• _DESCRIPTION OF THE TASK_
Copy out all of the data below exactly, so that no word differs from the original.

START GIVEN RECORDS

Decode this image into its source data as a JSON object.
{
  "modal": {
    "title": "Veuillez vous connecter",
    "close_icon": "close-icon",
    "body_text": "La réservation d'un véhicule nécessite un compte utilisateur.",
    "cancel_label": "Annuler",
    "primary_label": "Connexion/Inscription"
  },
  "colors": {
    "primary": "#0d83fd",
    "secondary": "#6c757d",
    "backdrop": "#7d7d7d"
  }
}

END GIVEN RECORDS

• _RESULT BELOW_
Decode this image into its source data as a JSON object.
{
  "modal": {
    "title": "Veuillez vous connecter",
    "close_icon": "close-icon",
    "body_text": "La réservation d'un véhicule nécessite un compte utilisateur.",
    "cancel_label": "Annuler",
    "primary_label": "Connexion/Inscription"
  },
  "colors": {
    "primary": "#0d83fd",
    "secondary": "#6c757d",
    "backdrop": "#7d7d7d"
  }
}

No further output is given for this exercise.